How banks can fudge small-business lending data
If GDP figures for the economy in the second quarter of 2011 turn out to be as weak as most economists expect, the question of whether the banks are doing enough to support private-sector enterprises will again be asked loudly by politicians and media.
So the so-called Project Merlin lending figures, due to be published next month, will be scrutinised, to see whether Barclays, HSBC, Lloyds, Royal Bank of Scotland and Santander have lent to business what they promised the Treasury they would lend.
But what exactly did the banks promise?

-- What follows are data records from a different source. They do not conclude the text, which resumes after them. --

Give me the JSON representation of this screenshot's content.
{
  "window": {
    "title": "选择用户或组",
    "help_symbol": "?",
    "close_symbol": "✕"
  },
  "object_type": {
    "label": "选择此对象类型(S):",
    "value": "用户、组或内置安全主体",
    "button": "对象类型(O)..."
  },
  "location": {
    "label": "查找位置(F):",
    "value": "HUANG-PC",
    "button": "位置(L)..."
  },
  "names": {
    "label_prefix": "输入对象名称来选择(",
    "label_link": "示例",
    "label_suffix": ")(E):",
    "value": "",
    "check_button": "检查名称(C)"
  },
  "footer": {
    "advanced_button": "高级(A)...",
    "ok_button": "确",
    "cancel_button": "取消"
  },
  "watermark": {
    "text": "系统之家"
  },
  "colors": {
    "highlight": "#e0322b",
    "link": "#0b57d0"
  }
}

Well, the formal commitment was to provide "the appropriate capital and resources to support gross new lending to UK business...of £190bn", including £76bn for the important small business sector.
Which looks clear enough, except for one thing: the banks use different definitions of business lending; so those targets disguise very different behaviour by different banks.
So, for example, for four of the banks, lending to small and medium-sized enterprises or SMEs relates to lending facilities provided to businesses with turnover of up to £25m a year. However one bank defines SMEs as businesses with up to £15m of turnover.
More seriously perhaps, Royal Bank of Scotland - by far the biggest lender to small businesses - does not include undrawn overdraft facilities in its Merlin data. By contrast, the other banks include undrawn overdraft facilities in their Merlin numbers to a greater or lesser extent.
What that means is that most of the banks have the ability to hit their small business lending targets by increasing the borrowing limits of their existing reliable customers, whether or not those customers have demanded or want an increased overdraft.
And although raising borrowing limits might be useful to those customers, arguably it is not as useful for the economy as providing actual loans to companies wishing to expand, or diversify.
By the way, do let me know if you run a small business and you have been told out-of-the-blue that your overdraft limit has been increased, with no increase in charges.
As you can see, there is scope for the banks to hit the targets without fulfilling the spirit of the Merlin agreement, which was to provide credit to where it is needed most.
Of course, I am not saying that the banks would behave in that way. But it is worth saying that if the banks hit their lending targets for the second quarter of the year - and I am told they are very likely to hit those targets - the significance of that achievement will be hard to gauge.
Don't take my word for it. The Bank of England describes the Merlin numbers like this: "these data are not collected under the Bank of England's statistical code of practice and definitions of data vary across banks".
Or to put it another way, the way the Merlin data are compiled is a bit like allowing football clubs to each have a different method for deciding how many league points they get from matches.